Some security suites may remove cookies when you perform a manual scan, referring to them as “threats.” This is a great way for the security suite to pretend it’s doing something valuable and justify its price tag. But you don’t need a full security suite, anyway — and you can always have your browser automatically clear cookies if you want to get rid of them.

Of course, a lot of this depends on what antivirus software you use. Some antivirus software allows you extremely granular control over how your antivirus software functions. Microsoft Defender Antivirus is generally pretty good, but lacks some of the bells and whistles — and customization options — of third-party antivirus software.

The Best Antivirus Software of 2023

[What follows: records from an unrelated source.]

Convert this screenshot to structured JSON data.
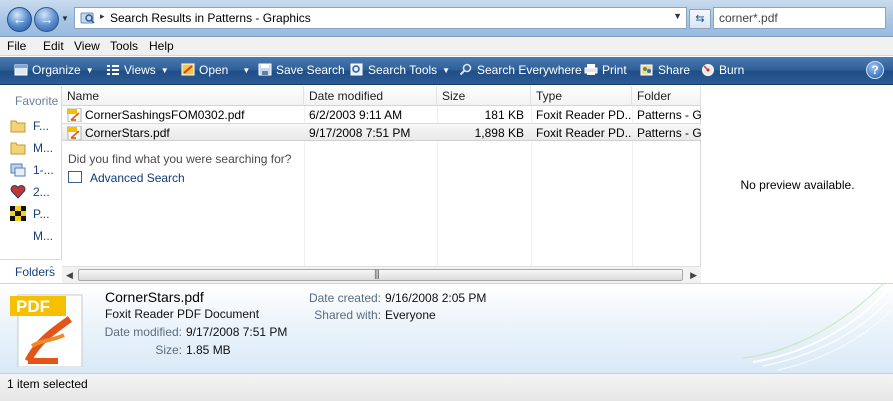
{
  "address": {
    "path_icon": "search-folder-icon",
    "text": "Search Results in Patterns - Graphics"
  },
  "search": {
    "value": "corner*.pdf"
  },
  "menu": [
    "File",
    "Edit",
    "View",
    "Tools",
    "Help"
  ],
  "toolbar": {
    "organize": "Organize",
    "views": "Views",
    "open": "Open",
    "save_search": "Save Search",
    "search_tools": "Search Tools",
    "search_everywhere": "Search Everywhere",
    "print": "Print",
    "share": "Share",
    "burn": "Burn",
    "help": "?"
  },
  "leftnav": {
    "header": "Favorite Links",
    "items": [
      {
        "label": "F...",
        "icon": "folder-icon"
      },
      {
        "label": "M...",
        "icon": "folder-icon"
      },
      {
        "label": "1-...",
        "icon": "image-folder-icon"
      },
      {
        "label": "2...",
        "icon": "heart-icon"
      },
      {
        "label": "P...",
        "icon": "quilt-pattern-icon"
      },
      {
        "label": "M...",
        "icon": "none"
      }
    ],
    "folders": "Folders"
  },
  "columns": [
    "Name",
    "Date modified",
    "Size",
    "Type",
    "Folder"
  ],
  "files": [
    {
      "name": "CornerSashingsFOM0302.pdf",
      "date": "6/2/2003 9:11 AM",
      "size": "181 KB",
      "type": "Foxit Reader PD...",
      "folder": "Patterns - G...",
      "selected": false
    },
    {
      "name": "CornerStars.pdf",
      "date": "9/17/2008 7:51 PM",
      "size": "1,898 KB",
      "type": "Foxit Reader PD...",
      "folder": "Patterns - G...",
      "selected": true
    }
  ],
  "find_prompt": "Did you find what you were searching for?",
  "advanced_search": "Advanced Search",
  "preview": {
    "text": "No preview available."
  },
  "details": {
    "name": "CornerStars.pdf",
    "type": "Foxit Reader PDF Document",
    "icon_badge": "PDF",
    "date_modified_label": "Date modified:",
    "date_modified": "9/17/2008 7:51 PM",
    "size_label": "Size:",
    "size": "1.85 MB",
    "date_created_label": "Date created:",
    "date_created": "9/16/2008 2:05 PM",
    "shared_label": "Shared with:",
    "shared": "Everyone"
  },
  "status": {
    "text": "1 item selected"
  },
  "colors": {
    "toolbar": "#2e5e97",
    "accent": "#16407a",
    "pdf_badge": "#f5c000"
  }
}
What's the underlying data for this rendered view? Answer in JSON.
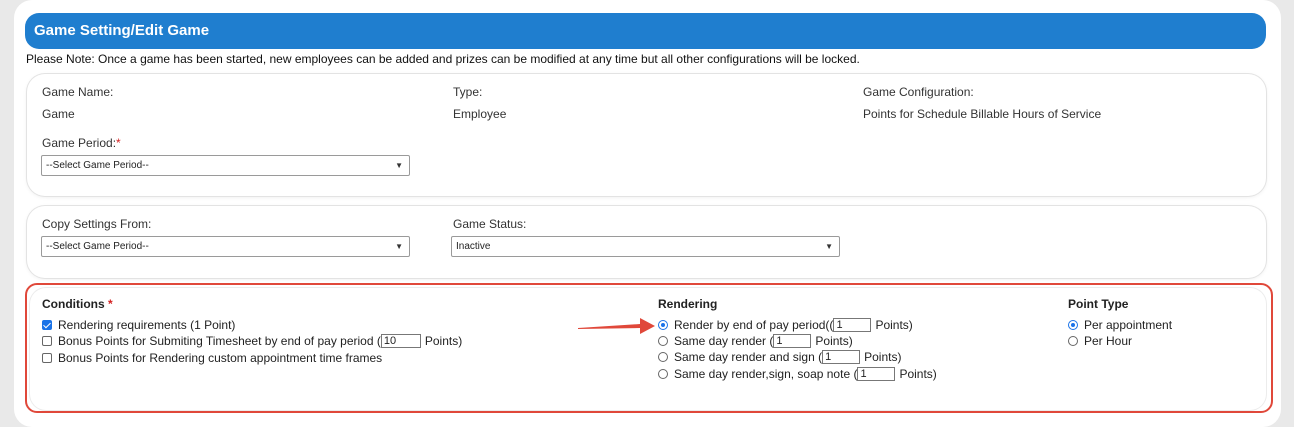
{
  "header": {
    "title": "Game Setting/Edit Game"
  },
  "note": "Please Note: Once a game has been started, new employees can be added and prizes can be modified at any time but all other configurations will be locked.",
  "card1": {
    "game_name_label": "Game Name:",
    "game_name_value": "Game",
    "type_label": "Type:",
    "type_value": "Employee",
    "config_label": "Game Configuration:",
    "config_value": "Points for Schedule Billable Hours of Service",
    "period_label": "Game Period:",
    "required_mark": "*",
    "period_select": "--Select Game Period--"
  },
  "card2": {
    "copy_label": "Copy Settings From:",
    "copy_select": "--Select Game Period--",
    "status_label": "Game Status:",
    "status_select": "Inactive"
  },
  "conditions": {
    "title": "Conditions",
    "required_mark": "*",
    "items": [
      {
        "label": "Rendering requirements (1 Point)",
        "checked": true
      },
      {
        "label_pre": "Bonus Points for Submiting Timesheet by end of pay period (",
        "value": "10",
        "label_post": "Points)",
        "checked": false
      },
      {
        "label": "Bonus Points for Rendering custom appointment time frames",
        "checked": false
      }
    ]
  },
  "rendering": {
    "title": "Rendering",
    "items": [
      {
        "label_pre": "Render by end of pay period((",
        "value": "1",
        "label_post": "Points)",
        "checked": true
      },
      {
        "label_pre": "Same day render (",
        "value": "1",
        "label_post": "Points)",
        "checked": false
      },
      {
        "label_pre": "Same day render and sign (",
        "value": "1",
        "label_post": "Points)",
        "checked": false
      },
      {
        "label_pre": "Same day render,sign, soap note (",
        "value": "1",
        "label_post": "Points)",
        "checked": false
      }
    ]
  },
  "point_type": {
    "title": "Point Type",
    "items": [
      {
        "label": "Per appointment",
        "checked": true
      },
      {
        "label": "Per Hour",
        "checked": false
      }
    ]
  },
  "colors": {
    "accent": "#1f7ecf",
    "highlight": "#e0483a",
    "checkbox": "#1a73e8"
  },
  "icons": {
    "caret": "chevron-down-icon",
    "arrow": "red-arrow-icon"
  }
}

Bitdefender Internet Security
Best Antivirus Software Overall
Bitdefender Internet Security
Avira Free Security
Best Free Antivirus Software
Avira Free Security
Malwarebytes Premium
Best Antivirus Software for Windows
Malwarebytes Premium
Intego Mac Internet Security X9
Best Antivirus Software for Mac
Intego Mac Internet Security X9
Bitdefender Mobile Security
Best Antivirus Software for Android
Bitdefender Mobile Security
Profile Photo for Chris Hoffman Chris Hoffman
Chris Hoffman is Editor-in-Chief of How-To Geek. He's written about technology for over a decade and was a PCWorld columnist for two years. Chris has written for The New York Times and Reader's Digest, been interviewed as a technology expert on TV stations like Miami's NBC 6, and had his work covered by news outlets like the BBC. Since 2011, Chris has written over 2,000 articles that have been read more than one billion times---and that's just here at How-To Geek.
Read Full Bio »
Profile Photo for Nick Lewis Nick Lewis
Nick Lewis is a staff writer for How-To Geek. He has been using computers for 20 years --- tinkering with everything from the UI to the Windows registry to device firmware. Before How-To Geek, he used Python and C++ as a freelance programmer. In college, Nick made extensive use of Fortran while pursuing a physics degree.
Read Full Bio »